Exercise prompt:
Lines with the word "folder": copy all of them from the entries below.

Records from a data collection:
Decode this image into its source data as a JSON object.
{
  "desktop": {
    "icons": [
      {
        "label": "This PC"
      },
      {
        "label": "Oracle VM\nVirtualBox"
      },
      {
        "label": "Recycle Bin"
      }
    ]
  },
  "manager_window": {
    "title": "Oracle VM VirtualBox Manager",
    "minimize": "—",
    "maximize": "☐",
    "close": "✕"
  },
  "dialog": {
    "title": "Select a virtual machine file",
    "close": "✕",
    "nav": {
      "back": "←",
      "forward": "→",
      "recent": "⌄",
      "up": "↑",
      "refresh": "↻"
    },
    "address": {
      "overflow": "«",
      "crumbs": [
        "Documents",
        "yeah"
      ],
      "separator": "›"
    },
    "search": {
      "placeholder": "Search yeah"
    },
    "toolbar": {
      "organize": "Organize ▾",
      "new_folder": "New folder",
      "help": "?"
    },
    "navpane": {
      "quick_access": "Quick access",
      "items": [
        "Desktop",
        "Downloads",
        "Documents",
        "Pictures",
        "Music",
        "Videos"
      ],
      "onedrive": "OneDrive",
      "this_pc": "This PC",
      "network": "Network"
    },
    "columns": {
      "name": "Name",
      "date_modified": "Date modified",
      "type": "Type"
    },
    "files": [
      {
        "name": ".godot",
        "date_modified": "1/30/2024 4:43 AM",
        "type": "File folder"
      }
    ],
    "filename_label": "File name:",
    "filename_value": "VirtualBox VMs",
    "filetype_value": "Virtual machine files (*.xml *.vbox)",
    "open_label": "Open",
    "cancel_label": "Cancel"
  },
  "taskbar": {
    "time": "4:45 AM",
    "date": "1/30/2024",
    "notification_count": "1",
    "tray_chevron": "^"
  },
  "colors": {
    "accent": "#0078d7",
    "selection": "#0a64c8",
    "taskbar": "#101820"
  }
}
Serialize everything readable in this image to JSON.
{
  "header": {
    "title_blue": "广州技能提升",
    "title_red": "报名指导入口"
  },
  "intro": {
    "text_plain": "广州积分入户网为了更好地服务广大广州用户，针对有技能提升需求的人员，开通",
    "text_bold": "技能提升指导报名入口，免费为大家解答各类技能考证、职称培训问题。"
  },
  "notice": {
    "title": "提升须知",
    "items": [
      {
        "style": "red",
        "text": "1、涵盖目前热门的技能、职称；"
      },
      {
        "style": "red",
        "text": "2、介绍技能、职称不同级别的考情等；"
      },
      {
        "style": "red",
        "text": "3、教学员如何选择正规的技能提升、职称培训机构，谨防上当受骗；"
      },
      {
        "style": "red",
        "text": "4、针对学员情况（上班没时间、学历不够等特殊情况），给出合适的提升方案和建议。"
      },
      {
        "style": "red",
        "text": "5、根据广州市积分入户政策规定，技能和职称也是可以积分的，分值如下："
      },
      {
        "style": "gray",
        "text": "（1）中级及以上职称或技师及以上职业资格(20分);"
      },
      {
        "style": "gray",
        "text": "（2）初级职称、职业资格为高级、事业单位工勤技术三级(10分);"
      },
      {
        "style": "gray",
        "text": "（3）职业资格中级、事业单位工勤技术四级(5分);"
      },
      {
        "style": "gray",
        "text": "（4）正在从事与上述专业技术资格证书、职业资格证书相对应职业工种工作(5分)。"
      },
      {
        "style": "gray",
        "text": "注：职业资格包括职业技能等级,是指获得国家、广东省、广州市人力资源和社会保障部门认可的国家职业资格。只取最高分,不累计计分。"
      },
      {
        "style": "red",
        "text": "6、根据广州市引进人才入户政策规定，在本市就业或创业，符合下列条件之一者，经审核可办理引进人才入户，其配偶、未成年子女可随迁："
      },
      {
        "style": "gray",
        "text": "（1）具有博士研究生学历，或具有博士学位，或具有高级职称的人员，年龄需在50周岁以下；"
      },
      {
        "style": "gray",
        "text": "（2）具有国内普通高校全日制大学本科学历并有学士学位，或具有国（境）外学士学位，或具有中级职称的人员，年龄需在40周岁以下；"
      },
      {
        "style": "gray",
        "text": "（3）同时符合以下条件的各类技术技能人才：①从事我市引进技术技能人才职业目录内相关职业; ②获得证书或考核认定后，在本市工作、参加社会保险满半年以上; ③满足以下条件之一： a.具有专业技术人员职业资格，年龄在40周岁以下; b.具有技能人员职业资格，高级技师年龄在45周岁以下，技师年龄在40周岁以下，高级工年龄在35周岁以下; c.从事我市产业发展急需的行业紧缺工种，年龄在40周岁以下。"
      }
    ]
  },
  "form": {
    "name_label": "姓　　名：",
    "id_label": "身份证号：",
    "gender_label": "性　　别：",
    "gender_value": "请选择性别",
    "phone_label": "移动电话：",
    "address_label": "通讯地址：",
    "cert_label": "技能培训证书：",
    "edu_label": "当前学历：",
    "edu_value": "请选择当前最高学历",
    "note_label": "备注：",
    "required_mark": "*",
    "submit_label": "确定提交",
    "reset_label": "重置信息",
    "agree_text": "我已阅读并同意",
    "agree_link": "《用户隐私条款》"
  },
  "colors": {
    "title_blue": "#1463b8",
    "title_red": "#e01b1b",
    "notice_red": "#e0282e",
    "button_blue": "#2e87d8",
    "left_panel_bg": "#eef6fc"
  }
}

Response box:
      "new_folder": "New folder",
        "type": "File folder"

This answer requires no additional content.